* _AIM OF THE TASK_: Take the entries that follow and return only the lines from the one with "Read all visible content and emit it as JSON." through the final line, leaving every picture behind.

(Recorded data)
Content starts

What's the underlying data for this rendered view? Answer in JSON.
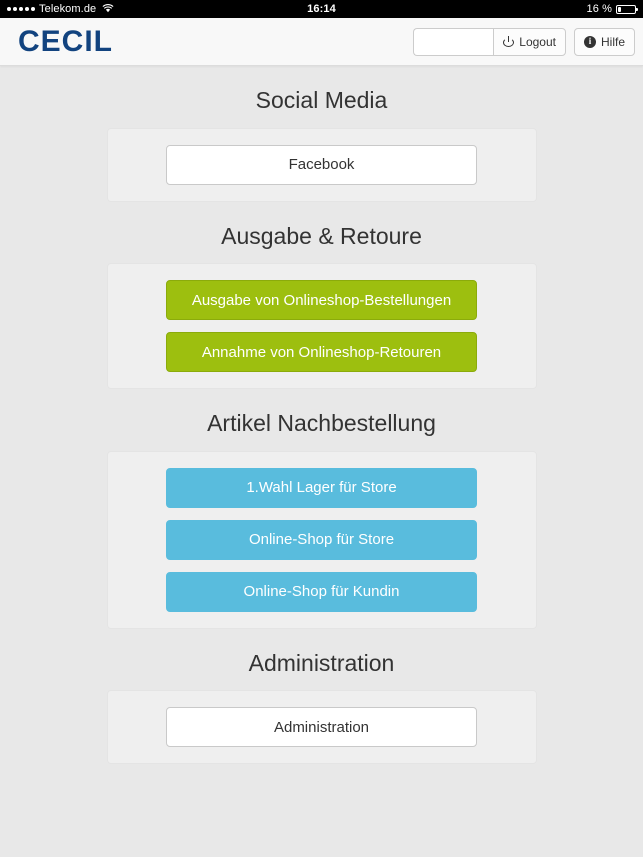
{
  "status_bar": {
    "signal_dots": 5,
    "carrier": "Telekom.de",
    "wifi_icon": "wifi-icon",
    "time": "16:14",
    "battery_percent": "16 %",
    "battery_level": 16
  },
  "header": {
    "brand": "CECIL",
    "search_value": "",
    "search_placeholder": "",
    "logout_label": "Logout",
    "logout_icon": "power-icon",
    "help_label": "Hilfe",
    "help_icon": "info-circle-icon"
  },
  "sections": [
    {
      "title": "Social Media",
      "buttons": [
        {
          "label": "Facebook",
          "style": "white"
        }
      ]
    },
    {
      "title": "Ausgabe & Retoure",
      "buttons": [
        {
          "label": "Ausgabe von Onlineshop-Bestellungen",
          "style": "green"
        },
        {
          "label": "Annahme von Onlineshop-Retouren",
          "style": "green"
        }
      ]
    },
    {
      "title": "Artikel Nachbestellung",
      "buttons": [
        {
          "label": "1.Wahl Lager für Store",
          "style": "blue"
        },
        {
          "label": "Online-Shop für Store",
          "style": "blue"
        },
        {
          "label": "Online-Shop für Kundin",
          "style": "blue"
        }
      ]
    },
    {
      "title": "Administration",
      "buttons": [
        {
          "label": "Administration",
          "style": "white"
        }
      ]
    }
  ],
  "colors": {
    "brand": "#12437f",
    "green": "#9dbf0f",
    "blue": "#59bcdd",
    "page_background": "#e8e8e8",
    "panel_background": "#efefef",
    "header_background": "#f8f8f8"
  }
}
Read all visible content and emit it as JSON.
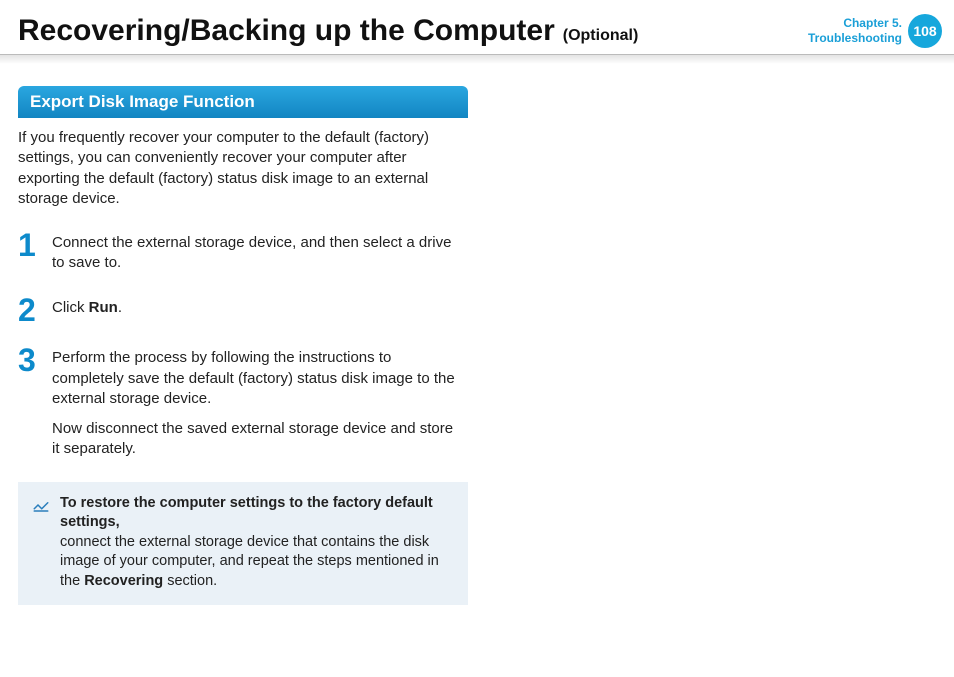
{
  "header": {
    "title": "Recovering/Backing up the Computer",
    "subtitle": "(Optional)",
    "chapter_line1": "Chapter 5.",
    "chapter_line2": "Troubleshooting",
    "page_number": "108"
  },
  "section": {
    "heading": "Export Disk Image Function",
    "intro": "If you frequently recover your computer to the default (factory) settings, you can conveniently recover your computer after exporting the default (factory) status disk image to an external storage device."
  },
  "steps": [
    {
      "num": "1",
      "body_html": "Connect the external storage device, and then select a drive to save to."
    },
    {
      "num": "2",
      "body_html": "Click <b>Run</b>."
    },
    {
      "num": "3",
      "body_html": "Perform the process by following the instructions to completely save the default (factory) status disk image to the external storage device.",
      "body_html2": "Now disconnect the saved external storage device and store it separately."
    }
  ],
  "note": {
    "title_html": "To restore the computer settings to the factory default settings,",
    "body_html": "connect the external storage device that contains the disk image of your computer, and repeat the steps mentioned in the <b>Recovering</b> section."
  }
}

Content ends

* _SOLUTION FOR THIS EXERCISE_:
Read all visible content and emit it as JSON.
{
  "header": {
    "title": "Recovering/Backing up the Computer",
    "subtitle": "(Optional)",
    "chapter_line1": "Chapter 5.",
    "chapter_line2": "Troubleshooting",
    "page_number": "108"
  },
  "section": {
    "heading": "Export Disk Image Function",
    "intro": "If you frequently recover your computer to the default (factory) settings, you can conveniently recover your computer after exporting the default (factory) status disk image to an external storage device."
  },
  "steps": [
    {
      "num": "1",
      "body_html": "Connect the external storage device, and then select a drive to save to."
    },
    {
      "num": "2",
      "body_html": "Click <b>Run</b>."
    },
    {
      "num": "3",
      "body_html": "Perform the process by following the instructions to completely save the default (factory) status disk image to the external storage device.",
      "body_html2": "Now disconnect the saved external storage device and store it separately."
    }
  ],
  "note": {
    "title_html": "To restore the computer settings to the factory default settings,",
    "body_html": "connect the external storage device that contains the disk image of your computer, and repeat the steps mentioned in the <b>Recovering</b> section."
  }
}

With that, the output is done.